Statistics obtained by the Associated Press show that the Maricopa County sheriff’s office was responsible for the deportation or forced departure of 26,146 immigrants since 2007.

That is about a quarter of the national total of 115,841 sent out of the United States by officers in 64 law enforcement agencies deputized to help enforce immigration laws, some since 2006, under the so-called 287(g) program.

The tens of thousands of immigrant arrests show local officials already have a significant amount of authority to enforce immigration laws and help remove illegal immigrants from the country.

Arizona wanted more of its officers to be able to ask people to prove they are legally in the United States under its law that will take effect today.

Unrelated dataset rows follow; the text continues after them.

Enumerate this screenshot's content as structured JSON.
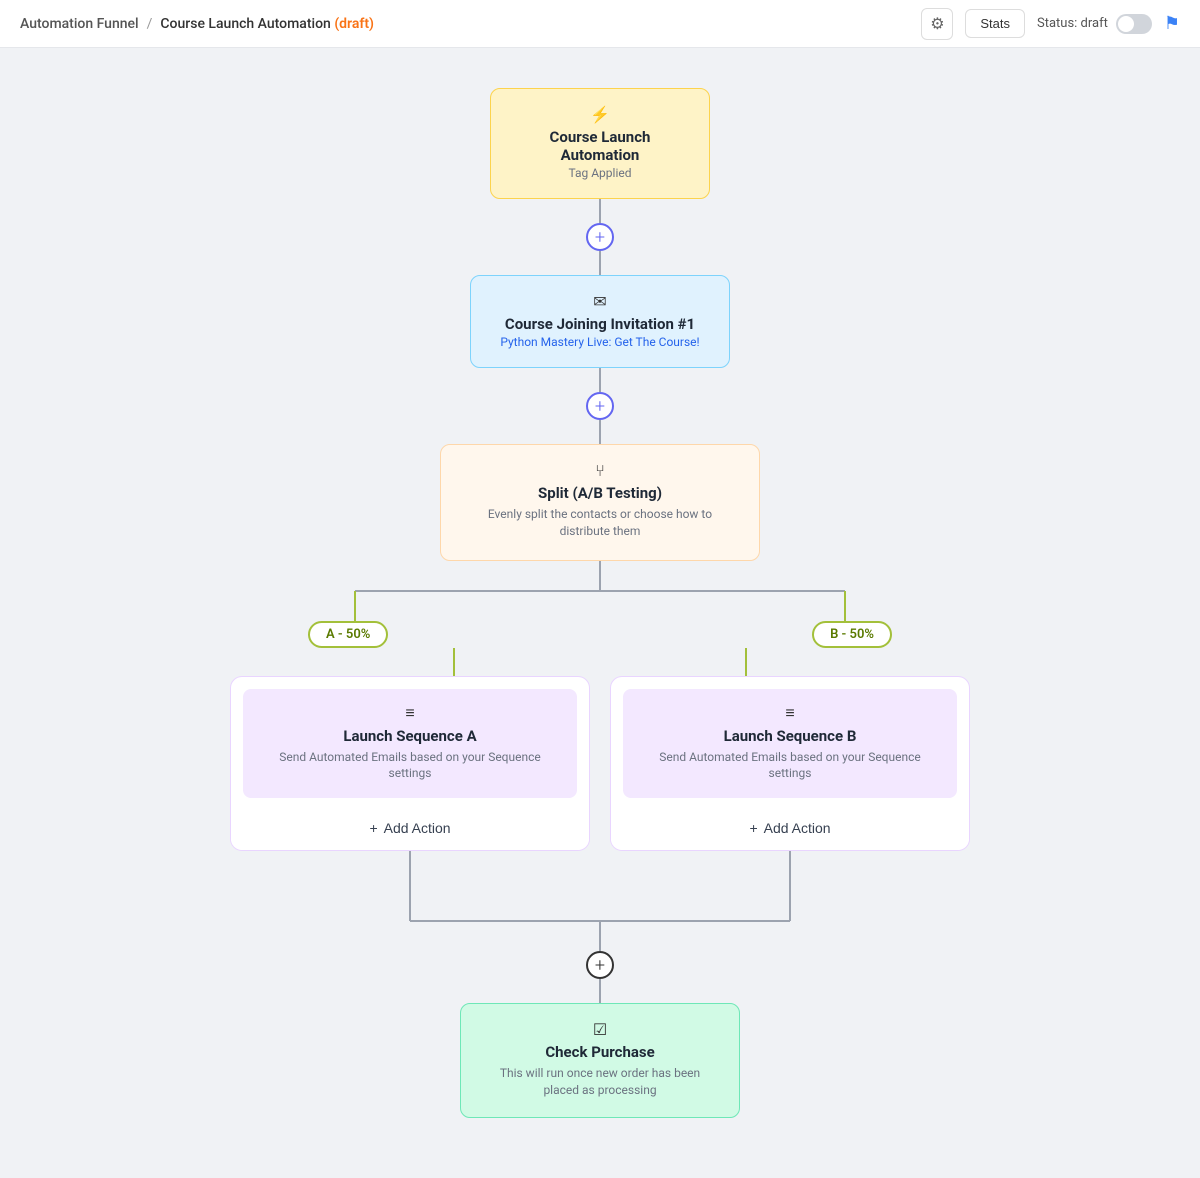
{
  "header": {
    "breadcrumb_funnel": "Automation Funnel",
    "breadcrumb_sep": "/",
    "breadcrumb_page": "Course Launch Automation",
    "breadcrumb_draft": "(draft)",
    "gear_icon": "⚙",
    "stats_label": "Stats",
    "status_label": "Status: draft",
    "flag_icon": "⚑"
  },
  "nodes": {
    "trigger": {
      "icon": "⚡",
      "title": "Course Launch Automation",
      "subtitle": "Tag Applied"
    },
    "email": {
      "icon": "✉",
      "title": "Course Joining Invitation #1",
      "subtitle": "Python Mastery Live: Get The Course!"
    },
    "split": {
      "icon": "⑂",
      "title": "Split (A/B Testing)",
      "subtitle": "Evenly split the contacts or choose how to distribute them"
    },
    "branch_a": {
      "label": "A - 50%"
    },
    "branch_b": {
      "label": "B - 50%"
    },
    "sequence_a": {
      "icon": "≡",
      "title": "Launch Sequence A",
      "subtitle": "Send Automated Emails based on your Sequence settings",
      "add_action": "Add Action"
    },
    "sequence_b": {
      "icon": "≡",
      "title": "Launch Sequence B",
      "subtitle": "Send Automated Emails based on your Sequence settings",
      "add_action": "Add Action"
    },
    "check": {
      "icon": "☑",
      "title": "Check Purchase",
      "subtitle": "This will run once new order has been placed as processing"
    }
  }
}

But yesterday, a US District Court judge blocked the most controversial parts of the law.

Among the parts of the law blocked is the section requiring officers to ask for a driver’s license, passport, or other identity document if they reasonably suspect a person is in the United States illegally.

The immigration checks were to be made by officers while enforcing other laws or ordinances.

The federal government already is under fire, accused of doing a poor job of keeping watch on local officers enforcing immigration laws and ensuring safeguards for protecting civil rights are in place. Maricopa County Sheriff Joe Arpaio is the top law officer among all those deputized. He is under federal investigation on allegations of civil rights violations, which he denies.

The government had argued that the Arizona law usurps its authority. The Justice Department said in its suit challenging the law that the 287(g) federal-local partnerships are one way Congress allowed states to assist in enforcing immigration laws.

“At the pragmatic level, if local police are already allowed to do this and are allowed to do this with federal cooperation with the state, then why do they need the [new Arizona] law?’’ said Muzaffar Chishti, director of the New York office of the Migration Policy Institute, an immigration think tank.

There are several other ways local officials can assist, including Secure Communities, a more widely used program that allows local officials to check the fingerprints of anyone they book into their jails against FBI and Homeland Security Department databases.

But the 287(g) program gives officers the most direct authority to stop people on the street, in their cars, or in their communities and check whether they are in the country illegally.

Federal watchdogs have been critical of the job that the Homeland Security Department has been doing in running the program.

The department’s inspector general reported in March that the 287(g) program was poorly supervised and provided insufficient training to officers, including on civil rights law.

Local officers have operated outside agreements dictating the limits of their authority, the report said. In all, the inspector general made 33 recommendations for overhauling the program, some not yet resolved.